# What you are asked to do
Which of the lines in the records below hold the string "hpmegatrends"? Copy every one of them.

[Stored dataset items]
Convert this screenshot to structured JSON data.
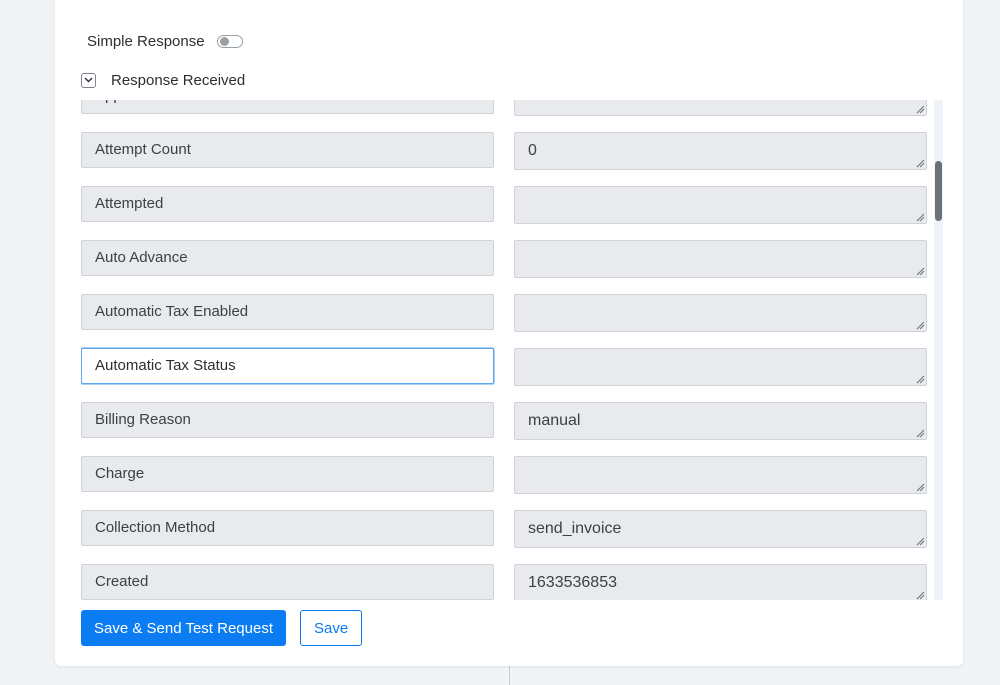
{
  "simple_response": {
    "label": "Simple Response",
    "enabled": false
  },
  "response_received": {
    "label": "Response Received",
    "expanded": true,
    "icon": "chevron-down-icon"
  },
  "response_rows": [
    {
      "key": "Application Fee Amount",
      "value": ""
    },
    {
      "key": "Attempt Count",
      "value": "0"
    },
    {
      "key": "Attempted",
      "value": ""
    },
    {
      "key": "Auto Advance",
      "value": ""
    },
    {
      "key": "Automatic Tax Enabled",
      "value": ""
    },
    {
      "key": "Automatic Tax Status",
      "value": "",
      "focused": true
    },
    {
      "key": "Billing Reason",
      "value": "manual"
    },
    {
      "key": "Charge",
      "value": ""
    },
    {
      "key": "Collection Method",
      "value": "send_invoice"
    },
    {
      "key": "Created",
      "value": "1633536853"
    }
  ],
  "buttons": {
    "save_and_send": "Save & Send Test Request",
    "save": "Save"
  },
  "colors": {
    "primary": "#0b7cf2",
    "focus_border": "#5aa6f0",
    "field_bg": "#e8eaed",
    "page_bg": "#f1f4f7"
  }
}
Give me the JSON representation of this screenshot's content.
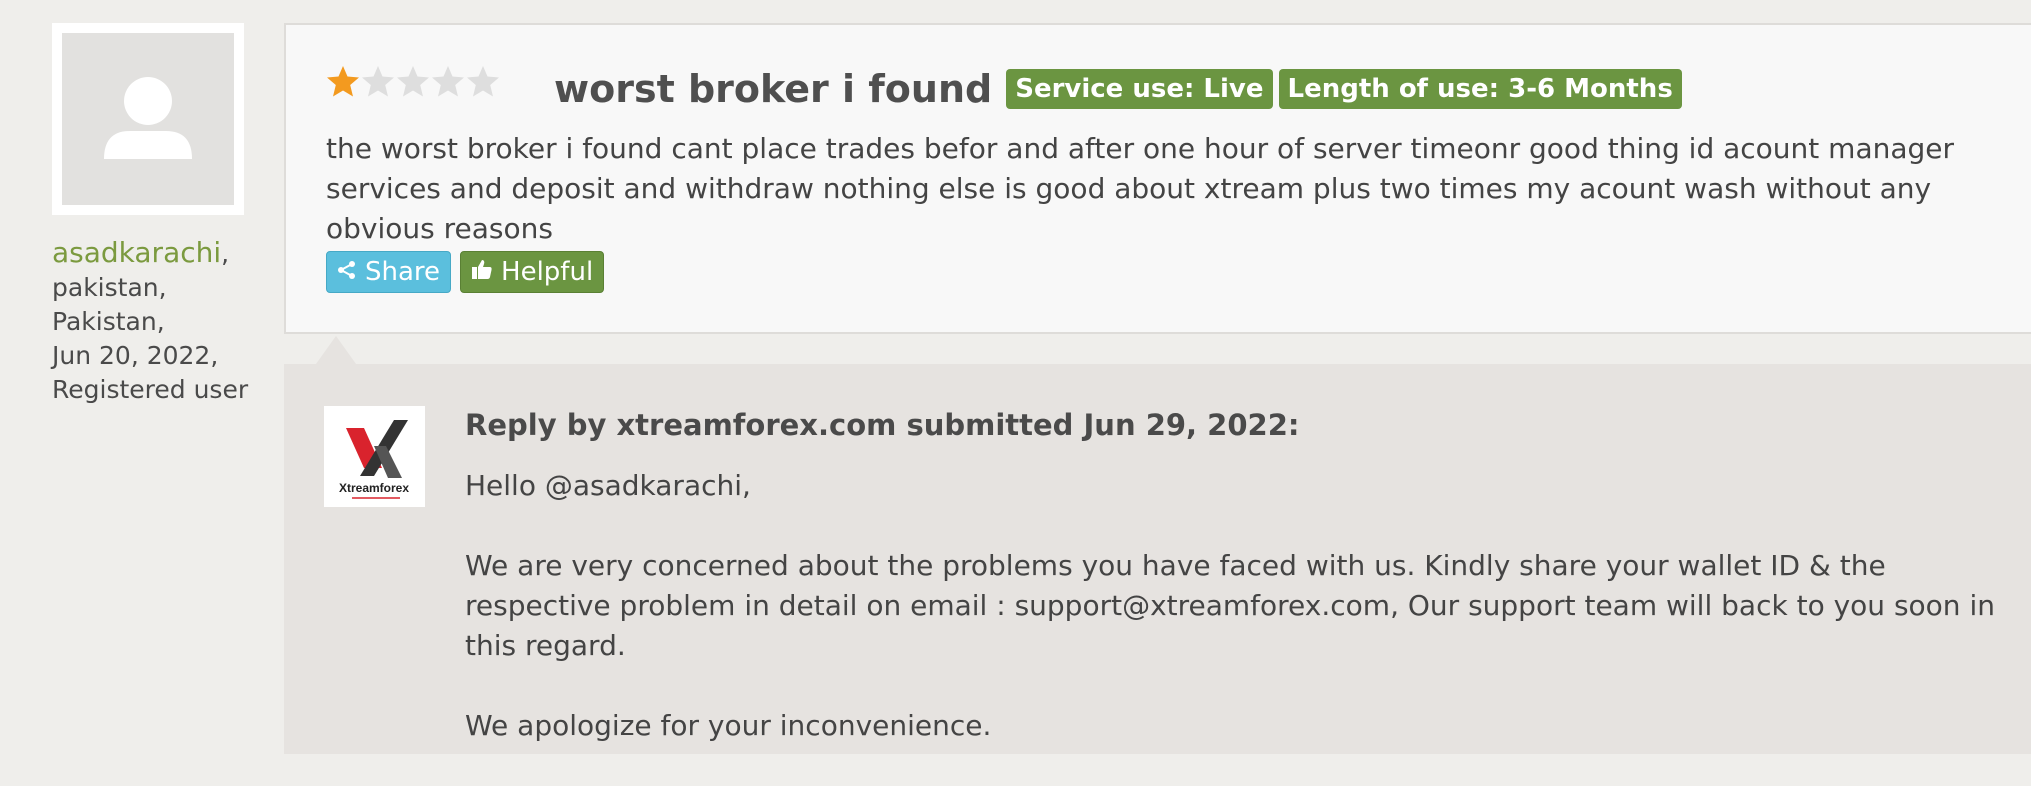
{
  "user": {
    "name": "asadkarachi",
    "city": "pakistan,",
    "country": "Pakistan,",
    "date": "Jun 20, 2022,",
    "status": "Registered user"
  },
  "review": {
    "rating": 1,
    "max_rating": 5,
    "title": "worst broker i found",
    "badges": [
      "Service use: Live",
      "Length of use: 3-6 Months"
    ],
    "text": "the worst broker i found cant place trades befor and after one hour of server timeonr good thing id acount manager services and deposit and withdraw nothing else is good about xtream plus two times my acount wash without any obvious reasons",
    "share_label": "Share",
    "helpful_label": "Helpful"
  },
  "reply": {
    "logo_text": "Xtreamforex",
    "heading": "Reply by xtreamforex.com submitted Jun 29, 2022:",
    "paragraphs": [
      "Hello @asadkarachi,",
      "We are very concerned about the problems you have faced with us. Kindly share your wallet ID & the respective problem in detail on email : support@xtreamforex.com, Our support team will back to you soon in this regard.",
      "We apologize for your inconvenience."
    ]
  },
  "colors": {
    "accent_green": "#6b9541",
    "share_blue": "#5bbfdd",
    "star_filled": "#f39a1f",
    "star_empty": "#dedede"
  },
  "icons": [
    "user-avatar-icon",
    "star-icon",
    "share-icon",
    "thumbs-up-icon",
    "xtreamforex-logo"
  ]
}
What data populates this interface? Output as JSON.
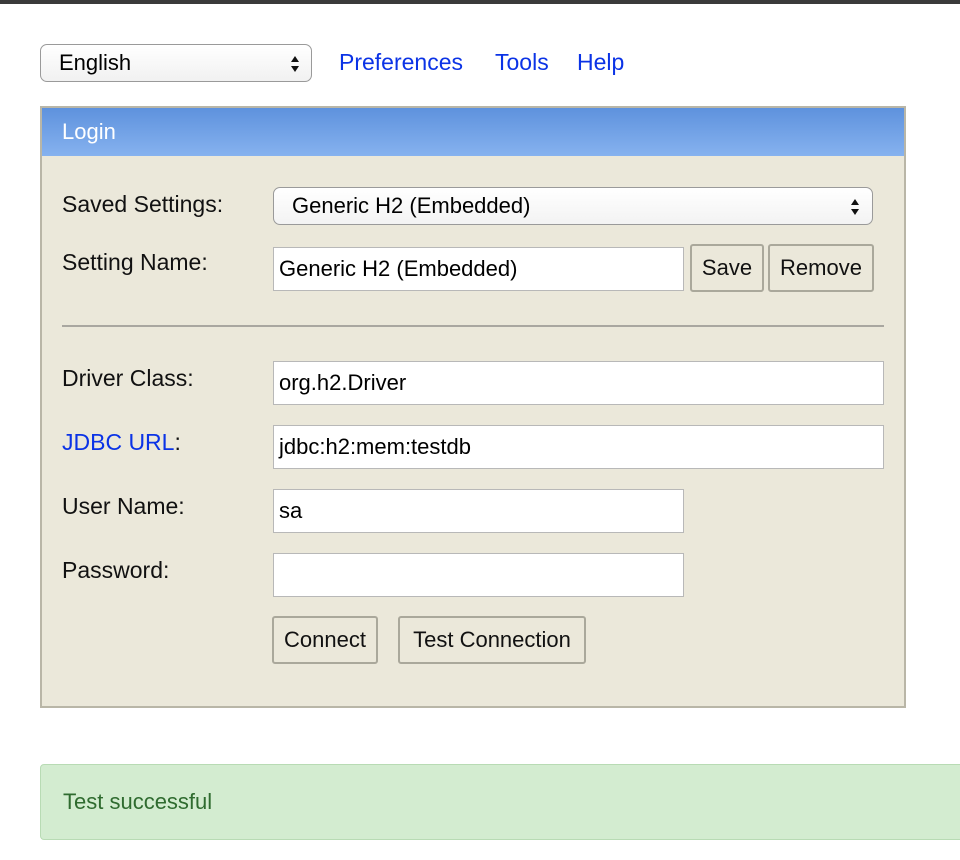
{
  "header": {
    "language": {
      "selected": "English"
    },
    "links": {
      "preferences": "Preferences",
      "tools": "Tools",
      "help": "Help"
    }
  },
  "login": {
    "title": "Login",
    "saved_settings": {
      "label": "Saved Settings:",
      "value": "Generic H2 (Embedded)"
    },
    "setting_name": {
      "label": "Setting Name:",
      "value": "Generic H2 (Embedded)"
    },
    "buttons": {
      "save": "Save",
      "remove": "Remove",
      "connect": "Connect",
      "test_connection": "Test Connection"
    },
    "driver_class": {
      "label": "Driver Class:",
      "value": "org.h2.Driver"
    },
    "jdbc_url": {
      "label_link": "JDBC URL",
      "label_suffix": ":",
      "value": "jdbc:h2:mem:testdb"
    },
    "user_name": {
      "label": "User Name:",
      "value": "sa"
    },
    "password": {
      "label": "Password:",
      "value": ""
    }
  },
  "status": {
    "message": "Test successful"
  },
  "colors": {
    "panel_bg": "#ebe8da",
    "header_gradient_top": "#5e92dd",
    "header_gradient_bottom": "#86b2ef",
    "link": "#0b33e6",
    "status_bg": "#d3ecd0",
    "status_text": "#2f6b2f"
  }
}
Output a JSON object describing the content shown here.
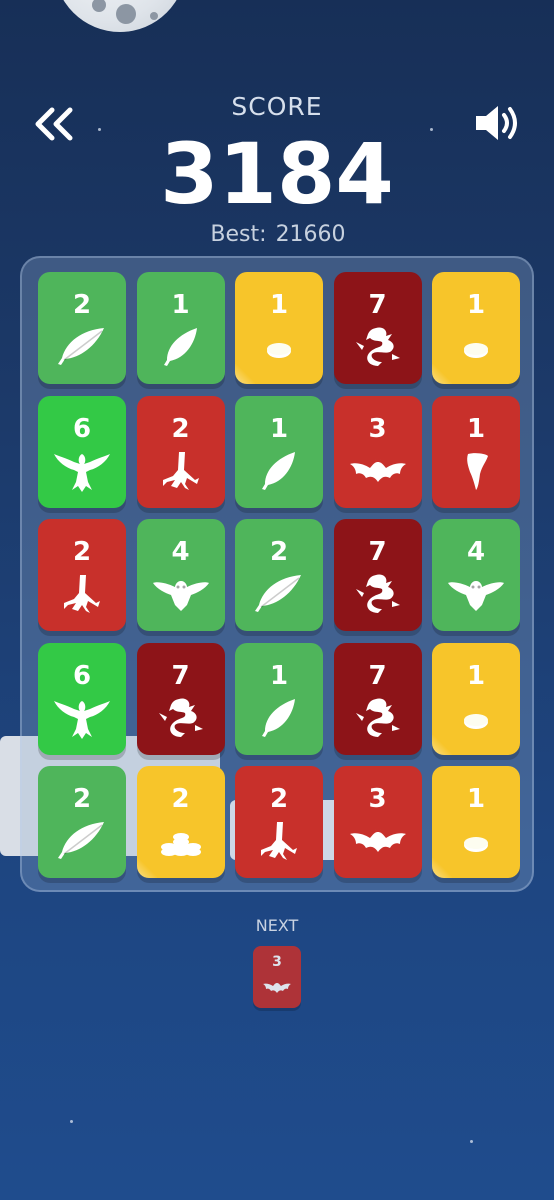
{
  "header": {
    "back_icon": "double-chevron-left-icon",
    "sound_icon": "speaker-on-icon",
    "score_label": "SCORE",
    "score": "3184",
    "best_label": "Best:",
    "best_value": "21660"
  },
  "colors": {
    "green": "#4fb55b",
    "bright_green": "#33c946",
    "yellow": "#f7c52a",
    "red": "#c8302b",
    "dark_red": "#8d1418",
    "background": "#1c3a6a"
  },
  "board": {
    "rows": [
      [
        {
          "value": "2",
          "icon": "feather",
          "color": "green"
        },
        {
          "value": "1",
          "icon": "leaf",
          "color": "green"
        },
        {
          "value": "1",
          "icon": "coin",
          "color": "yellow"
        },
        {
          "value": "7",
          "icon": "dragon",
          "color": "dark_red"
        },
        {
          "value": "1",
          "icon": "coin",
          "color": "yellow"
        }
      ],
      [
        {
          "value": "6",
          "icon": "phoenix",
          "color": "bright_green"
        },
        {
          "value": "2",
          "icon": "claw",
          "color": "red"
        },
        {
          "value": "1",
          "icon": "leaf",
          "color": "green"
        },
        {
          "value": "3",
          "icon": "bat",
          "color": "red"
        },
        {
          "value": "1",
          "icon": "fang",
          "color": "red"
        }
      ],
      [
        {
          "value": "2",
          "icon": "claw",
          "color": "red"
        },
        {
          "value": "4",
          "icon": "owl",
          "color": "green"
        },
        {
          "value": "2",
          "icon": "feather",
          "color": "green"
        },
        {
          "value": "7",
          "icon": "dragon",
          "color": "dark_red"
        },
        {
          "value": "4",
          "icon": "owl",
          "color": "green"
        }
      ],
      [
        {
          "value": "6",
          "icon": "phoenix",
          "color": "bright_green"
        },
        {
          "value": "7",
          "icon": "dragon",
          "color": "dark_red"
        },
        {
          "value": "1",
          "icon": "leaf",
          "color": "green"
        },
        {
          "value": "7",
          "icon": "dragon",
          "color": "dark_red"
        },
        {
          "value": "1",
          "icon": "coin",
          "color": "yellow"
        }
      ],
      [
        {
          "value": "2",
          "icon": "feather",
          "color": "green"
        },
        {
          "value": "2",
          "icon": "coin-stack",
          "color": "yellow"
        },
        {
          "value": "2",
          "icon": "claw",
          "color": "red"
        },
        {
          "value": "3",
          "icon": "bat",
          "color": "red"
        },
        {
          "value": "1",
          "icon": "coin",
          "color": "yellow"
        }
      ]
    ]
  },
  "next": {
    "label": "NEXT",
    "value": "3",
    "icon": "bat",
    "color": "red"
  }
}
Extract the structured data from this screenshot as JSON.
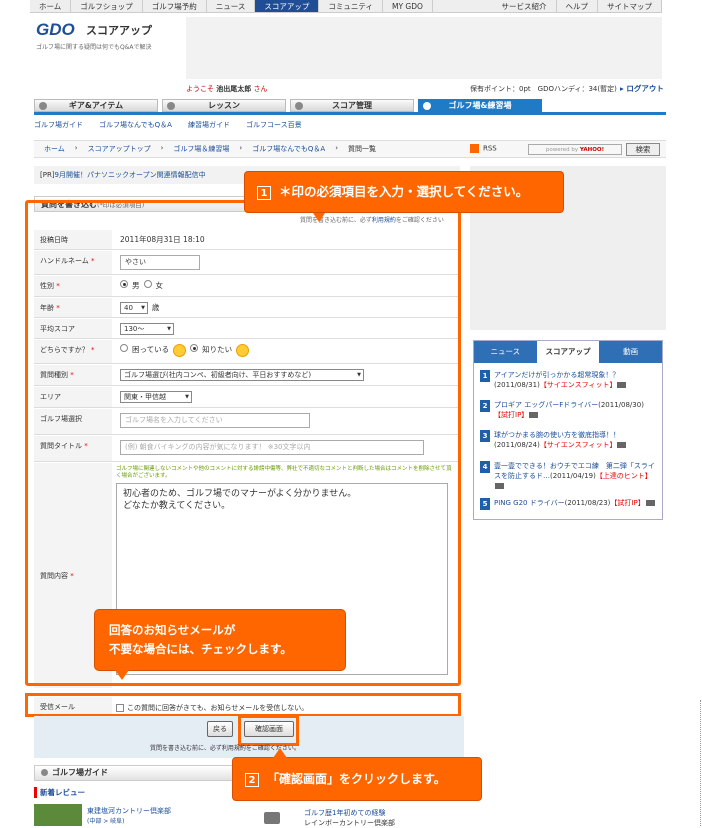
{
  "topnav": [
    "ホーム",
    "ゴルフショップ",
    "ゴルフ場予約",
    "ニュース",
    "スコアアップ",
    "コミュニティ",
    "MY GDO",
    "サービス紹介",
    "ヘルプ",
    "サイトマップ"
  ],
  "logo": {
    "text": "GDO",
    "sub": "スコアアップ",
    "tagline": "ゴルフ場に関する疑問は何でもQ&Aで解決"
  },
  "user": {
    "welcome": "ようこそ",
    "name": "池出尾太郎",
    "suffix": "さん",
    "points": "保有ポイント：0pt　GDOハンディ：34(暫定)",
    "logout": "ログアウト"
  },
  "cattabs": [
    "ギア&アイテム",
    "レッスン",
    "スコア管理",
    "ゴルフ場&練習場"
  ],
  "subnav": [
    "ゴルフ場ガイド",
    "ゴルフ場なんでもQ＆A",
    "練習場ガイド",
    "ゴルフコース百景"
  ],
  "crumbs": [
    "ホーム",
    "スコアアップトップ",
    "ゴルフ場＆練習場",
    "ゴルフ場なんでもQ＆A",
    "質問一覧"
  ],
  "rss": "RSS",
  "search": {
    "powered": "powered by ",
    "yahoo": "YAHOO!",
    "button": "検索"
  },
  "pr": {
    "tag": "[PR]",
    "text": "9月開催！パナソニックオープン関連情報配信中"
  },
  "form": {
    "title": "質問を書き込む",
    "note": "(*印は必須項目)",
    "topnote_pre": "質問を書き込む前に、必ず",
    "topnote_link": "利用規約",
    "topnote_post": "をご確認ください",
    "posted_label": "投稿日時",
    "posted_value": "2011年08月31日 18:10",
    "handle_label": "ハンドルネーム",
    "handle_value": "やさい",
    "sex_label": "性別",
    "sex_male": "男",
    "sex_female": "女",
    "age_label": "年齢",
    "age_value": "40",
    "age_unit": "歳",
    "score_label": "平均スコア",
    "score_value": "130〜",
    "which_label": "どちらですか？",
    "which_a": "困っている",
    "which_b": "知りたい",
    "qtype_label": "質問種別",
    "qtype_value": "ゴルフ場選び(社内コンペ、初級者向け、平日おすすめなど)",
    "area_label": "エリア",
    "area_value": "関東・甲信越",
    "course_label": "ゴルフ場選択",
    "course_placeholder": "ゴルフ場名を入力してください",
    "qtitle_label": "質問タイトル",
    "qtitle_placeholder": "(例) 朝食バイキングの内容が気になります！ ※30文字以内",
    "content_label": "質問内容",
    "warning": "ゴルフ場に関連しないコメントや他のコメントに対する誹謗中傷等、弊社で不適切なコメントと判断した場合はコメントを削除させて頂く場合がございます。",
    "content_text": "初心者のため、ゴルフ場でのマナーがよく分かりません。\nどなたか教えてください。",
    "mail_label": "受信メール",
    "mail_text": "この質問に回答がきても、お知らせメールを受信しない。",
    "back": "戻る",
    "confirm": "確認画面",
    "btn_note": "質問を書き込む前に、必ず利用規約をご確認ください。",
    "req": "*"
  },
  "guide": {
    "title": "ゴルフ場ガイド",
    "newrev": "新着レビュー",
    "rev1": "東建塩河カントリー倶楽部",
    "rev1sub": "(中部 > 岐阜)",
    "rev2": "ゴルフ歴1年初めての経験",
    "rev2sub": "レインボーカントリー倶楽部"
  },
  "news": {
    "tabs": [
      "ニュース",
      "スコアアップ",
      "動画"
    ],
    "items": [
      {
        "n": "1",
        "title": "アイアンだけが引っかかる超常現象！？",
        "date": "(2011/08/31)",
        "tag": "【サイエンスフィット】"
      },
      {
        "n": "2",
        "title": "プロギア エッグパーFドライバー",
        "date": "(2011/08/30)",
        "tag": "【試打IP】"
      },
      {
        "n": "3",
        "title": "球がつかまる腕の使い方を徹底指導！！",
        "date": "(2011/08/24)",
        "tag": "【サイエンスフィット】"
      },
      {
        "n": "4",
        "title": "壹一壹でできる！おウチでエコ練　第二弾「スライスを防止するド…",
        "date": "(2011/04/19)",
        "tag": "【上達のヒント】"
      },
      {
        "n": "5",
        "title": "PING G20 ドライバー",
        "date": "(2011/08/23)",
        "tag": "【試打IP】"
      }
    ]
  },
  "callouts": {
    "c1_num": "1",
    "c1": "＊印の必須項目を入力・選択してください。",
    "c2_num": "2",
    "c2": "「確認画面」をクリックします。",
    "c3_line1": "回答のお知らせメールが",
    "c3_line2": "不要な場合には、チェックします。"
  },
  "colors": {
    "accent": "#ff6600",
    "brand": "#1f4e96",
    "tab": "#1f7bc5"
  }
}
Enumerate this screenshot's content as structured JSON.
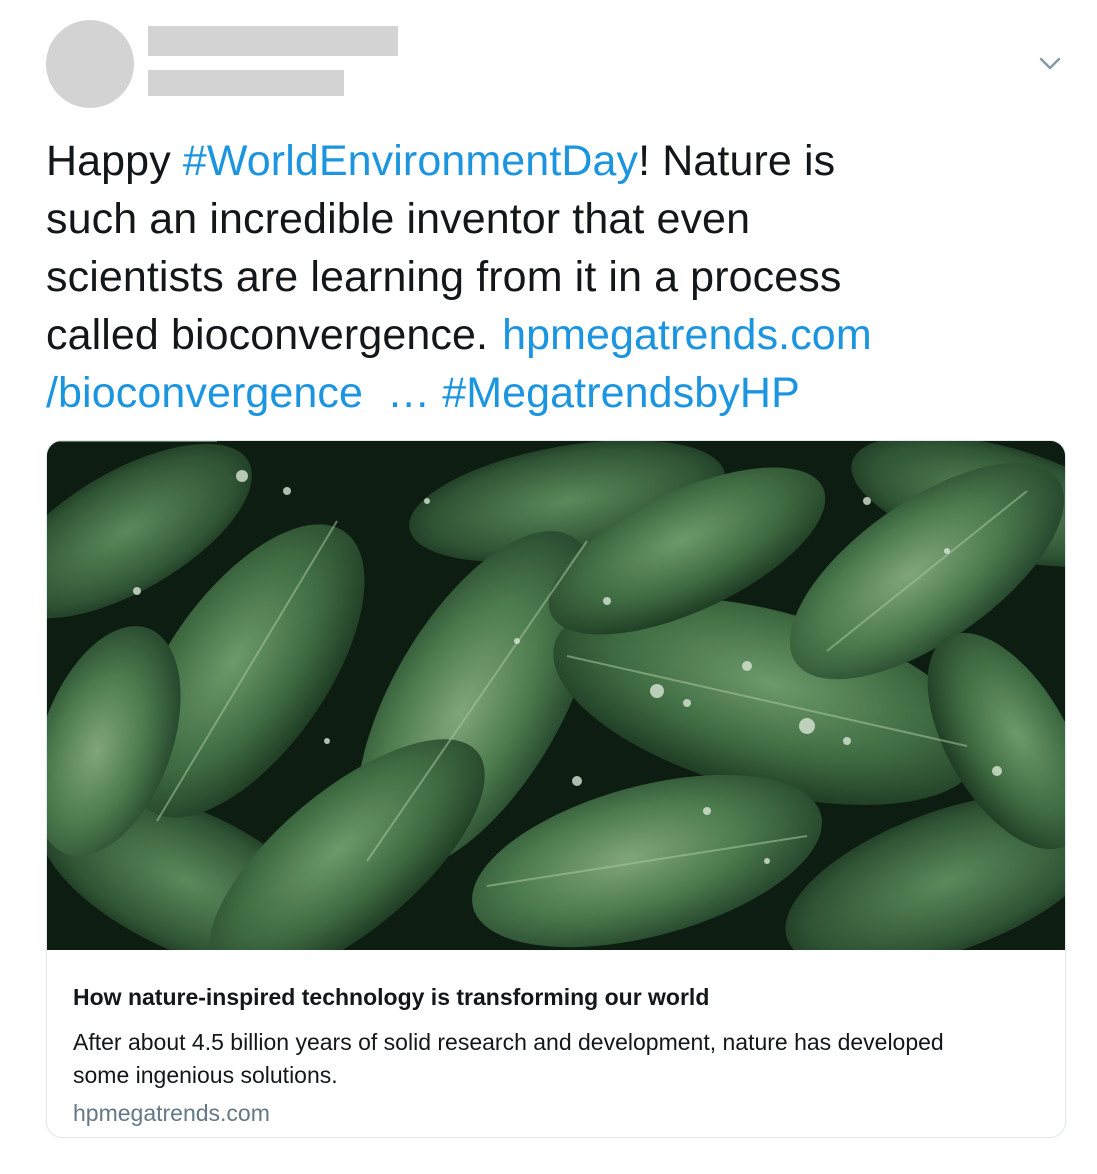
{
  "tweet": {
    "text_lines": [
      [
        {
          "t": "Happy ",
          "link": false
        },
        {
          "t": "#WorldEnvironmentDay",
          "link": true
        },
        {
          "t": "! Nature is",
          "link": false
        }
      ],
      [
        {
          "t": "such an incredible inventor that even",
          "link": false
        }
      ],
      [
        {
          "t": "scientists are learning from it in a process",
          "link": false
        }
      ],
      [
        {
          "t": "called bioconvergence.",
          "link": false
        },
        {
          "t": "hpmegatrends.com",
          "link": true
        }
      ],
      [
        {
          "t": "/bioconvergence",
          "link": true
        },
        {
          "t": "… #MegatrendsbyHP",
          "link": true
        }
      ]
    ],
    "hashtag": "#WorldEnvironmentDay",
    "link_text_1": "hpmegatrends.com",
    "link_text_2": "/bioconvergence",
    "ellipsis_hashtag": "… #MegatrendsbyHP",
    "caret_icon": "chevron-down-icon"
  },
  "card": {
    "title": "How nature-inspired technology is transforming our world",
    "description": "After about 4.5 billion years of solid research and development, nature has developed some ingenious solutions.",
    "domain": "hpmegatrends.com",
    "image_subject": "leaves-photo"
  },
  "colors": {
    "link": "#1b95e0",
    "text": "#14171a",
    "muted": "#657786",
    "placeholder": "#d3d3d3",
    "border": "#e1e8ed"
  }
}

# Result of this task
          "t": "hpmegatrends.com",
    "link_text_1": "hpmegatrends.com",
    "domain": "hpmegatrends.com",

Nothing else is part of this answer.